As Escambia County Health director John Lanza began his presentation to Rotary Club of Pensacola members on the Zika virus, Gov. Rick Scott announced that four more people in northern Miami have been infected through mosquito bites.
That brings the total to 21 people in Florida who have contracted the virus from a mosquito bite â the first cases in the United States. Cases have been reported in 41 states but all of those were related to travel to one of the 61 countries battling Zika.
Lanza said because the virus causes newborns to experience microcephaly, a birth defect where a baby’s head is abnormally smaller, it is being taken seriously. About 55 of 367 people infected with Zika in Florida are pregnant women.
âItâs affecting unborn children,â Lanza said. âBecause of that significant effect we are doing everything we possibly can to protect the future.â
Lanza said all pregnant women can be tested free for the Zika virus at county health departments across Florida.
He said no vaccination exists for Zika but that pharmaceutical companies have begun doing research for one. He said itâs also unknown how the virus will affect women, who have caught Zika, in the future.

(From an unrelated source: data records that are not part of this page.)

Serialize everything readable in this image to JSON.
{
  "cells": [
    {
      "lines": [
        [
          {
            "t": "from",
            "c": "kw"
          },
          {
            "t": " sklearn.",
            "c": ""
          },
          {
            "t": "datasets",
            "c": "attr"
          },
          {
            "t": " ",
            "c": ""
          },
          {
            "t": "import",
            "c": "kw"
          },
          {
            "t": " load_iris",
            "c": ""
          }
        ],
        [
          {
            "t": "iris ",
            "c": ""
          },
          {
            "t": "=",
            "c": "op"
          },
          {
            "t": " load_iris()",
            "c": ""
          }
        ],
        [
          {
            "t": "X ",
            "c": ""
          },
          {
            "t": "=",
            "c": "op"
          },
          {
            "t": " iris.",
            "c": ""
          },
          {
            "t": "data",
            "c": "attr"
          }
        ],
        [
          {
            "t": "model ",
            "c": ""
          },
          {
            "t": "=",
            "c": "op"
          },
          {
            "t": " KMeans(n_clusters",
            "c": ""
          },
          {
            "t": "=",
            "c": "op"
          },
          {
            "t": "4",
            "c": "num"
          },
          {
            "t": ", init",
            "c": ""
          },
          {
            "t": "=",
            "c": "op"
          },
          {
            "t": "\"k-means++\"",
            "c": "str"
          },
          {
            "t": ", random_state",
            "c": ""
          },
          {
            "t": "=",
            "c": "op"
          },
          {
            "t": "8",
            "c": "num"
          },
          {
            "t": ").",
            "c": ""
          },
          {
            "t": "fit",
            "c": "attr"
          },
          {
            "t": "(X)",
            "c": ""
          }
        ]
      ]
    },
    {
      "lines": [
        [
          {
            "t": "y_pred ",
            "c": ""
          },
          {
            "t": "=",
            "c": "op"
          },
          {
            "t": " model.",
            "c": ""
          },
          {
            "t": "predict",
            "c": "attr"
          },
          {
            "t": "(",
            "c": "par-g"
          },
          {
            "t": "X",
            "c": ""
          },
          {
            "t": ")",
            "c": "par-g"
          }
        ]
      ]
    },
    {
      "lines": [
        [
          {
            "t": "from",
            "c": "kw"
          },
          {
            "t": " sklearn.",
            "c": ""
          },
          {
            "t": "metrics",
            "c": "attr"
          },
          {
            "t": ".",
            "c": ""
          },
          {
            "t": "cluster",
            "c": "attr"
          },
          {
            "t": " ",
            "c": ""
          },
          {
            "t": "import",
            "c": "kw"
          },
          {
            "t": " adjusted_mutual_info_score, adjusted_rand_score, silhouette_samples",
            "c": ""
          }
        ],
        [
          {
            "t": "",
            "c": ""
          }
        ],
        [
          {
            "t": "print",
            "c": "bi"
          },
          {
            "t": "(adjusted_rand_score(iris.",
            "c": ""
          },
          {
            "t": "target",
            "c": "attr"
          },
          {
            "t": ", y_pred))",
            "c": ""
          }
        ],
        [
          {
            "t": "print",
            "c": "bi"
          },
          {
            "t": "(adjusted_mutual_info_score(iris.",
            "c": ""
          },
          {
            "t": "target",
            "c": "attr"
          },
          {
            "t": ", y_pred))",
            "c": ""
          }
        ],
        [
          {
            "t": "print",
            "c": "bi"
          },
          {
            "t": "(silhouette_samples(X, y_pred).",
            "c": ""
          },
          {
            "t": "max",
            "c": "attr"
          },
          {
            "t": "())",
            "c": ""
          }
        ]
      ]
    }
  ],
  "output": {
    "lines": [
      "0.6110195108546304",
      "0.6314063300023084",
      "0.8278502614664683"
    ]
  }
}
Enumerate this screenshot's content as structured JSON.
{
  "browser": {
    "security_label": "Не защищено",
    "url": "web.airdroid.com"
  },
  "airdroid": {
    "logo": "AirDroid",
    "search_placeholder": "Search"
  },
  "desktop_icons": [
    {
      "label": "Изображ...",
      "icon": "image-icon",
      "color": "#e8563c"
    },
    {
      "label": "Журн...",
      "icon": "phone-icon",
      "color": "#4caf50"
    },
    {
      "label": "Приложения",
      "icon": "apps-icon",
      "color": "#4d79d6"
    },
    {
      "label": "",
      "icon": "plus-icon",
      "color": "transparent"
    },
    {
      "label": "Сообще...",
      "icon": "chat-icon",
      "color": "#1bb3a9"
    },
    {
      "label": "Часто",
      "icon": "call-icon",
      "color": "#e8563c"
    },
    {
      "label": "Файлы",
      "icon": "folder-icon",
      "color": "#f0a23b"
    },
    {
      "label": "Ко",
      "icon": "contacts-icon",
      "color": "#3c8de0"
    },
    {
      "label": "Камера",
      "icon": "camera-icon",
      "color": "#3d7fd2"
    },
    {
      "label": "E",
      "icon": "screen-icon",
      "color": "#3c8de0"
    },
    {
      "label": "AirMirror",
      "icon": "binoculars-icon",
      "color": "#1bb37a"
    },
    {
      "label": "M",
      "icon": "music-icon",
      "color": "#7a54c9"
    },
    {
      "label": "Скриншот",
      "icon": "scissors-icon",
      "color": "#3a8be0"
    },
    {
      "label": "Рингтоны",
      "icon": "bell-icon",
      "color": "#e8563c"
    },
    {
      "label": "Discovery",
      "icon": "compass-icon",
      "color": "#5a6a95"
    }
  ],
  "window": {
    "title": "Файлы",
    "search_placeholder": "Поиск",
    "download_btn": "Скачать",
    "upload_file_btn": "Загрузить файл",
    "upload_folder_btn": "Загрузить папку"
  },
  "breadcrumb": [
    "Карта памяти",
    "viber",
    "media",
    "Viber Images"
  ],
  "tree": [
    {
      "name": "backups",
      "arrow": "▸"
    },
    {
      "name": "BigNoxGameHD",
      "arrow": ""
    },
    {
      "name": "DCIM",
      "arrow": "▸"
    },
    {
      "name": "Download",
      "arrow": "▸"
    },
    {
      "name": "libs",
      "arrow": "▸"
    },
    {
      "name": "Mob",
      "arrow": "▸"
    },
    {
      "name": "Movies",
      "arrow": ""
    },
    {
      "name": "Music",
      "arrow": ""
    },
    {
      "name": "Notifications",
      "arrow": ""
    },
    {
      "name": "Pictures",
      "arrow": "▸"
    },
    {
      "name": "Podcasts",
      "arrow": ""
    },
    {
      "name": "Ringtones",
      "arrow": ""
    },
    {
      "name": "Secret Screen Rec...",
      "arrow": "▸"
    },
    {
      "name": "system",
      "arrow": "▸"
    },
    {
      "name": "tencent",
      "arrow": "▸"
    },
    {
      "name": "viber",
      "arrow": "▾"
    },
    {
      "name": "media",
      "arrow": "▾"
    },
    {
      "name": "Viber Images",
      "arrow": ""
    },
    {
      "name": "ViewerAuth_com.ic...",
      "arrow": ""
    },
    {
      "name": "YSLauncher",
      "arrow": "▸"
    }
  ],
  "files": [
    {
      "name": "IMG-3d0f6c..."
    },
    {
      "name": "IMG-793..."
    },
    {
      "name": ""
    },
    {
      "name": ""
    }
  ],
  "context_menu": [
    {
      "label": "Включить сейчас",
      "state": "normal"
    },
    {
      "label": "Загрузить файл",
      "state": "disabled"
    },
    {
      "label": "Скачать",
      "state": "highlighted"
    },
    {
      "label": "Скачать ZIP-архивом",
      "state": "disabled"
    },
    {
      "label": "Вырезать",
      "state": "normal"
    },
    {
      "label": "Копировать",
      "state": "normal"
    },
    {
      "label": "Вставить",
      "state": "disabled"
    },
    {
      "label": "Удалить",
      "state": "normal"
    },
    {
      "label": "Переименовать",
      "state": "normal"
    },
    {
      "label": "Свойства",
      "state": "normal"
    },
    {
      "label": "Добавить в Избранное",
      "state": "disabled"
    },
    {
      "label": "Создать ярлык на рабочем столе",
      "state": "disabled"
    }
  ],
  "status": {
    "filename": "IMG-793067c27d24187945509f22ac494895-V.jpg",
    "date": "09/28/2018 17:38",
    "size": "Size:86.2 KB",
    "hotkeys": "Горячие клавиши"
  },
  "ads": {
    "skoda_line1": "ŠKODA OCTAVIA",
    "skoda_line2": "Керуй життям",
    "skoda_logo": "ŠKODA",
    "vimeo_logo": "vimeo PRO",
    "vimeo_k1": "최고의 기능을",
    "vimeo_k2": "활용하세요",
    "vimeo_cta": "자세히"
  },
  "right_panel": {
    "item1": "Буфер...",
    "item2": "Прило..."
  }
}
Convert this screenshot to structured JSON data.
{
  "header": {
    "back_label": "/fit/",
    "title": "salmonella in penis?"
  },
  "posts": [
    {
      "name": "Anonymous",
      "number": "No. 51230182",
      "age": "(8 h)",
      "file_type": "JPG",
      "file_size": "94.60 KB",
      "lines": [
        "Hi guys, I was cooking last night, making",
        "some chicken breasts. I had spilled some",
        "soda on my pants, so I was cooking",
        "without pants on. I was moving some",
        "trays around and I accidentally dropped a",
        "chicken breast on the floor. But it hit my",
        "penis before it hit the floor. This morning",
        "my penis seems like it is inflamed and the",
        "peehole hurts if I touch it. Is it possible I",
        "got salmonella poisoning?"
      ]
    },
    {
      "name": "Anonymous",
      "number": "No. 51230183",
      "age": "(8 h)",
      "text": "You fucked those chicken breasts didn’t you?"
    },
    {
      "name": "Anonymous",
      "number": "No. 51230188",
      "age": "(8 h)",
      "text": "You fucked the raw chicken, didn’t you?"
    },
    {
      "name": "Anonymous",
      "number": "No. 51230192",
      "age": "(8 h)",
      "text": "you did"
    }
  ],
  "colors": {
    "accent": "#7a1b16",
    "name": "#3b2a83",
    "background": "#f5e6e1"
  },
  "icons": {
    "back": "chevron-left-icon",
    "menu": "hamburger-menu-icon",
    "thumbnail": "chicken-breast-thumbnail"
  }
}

Males can give the Zika virus to women through sexual intercourse, Lanza said, a fact that health officials became aware of about six months ago. He said men are thought to carry the virus 40 to 60 days. There is one case of transmission from a woman to a man, he said. Itâs unknown how long women may carry the virus.
Medical researchers are studying the more than 5,000 cases in Brazil this past year for answers.
Lanza admitted: âA lot of research needs to be done.â
There are three travel-related Zika virus cases in Escambia and Santa Rosa counties.
People can protect themselves by using EPA-approved mosquito repellant, covering their bodies head to toe in clothing and dumping any standing water in their yards.
âWe have great mosquito control in Escambia County,â Lanza said.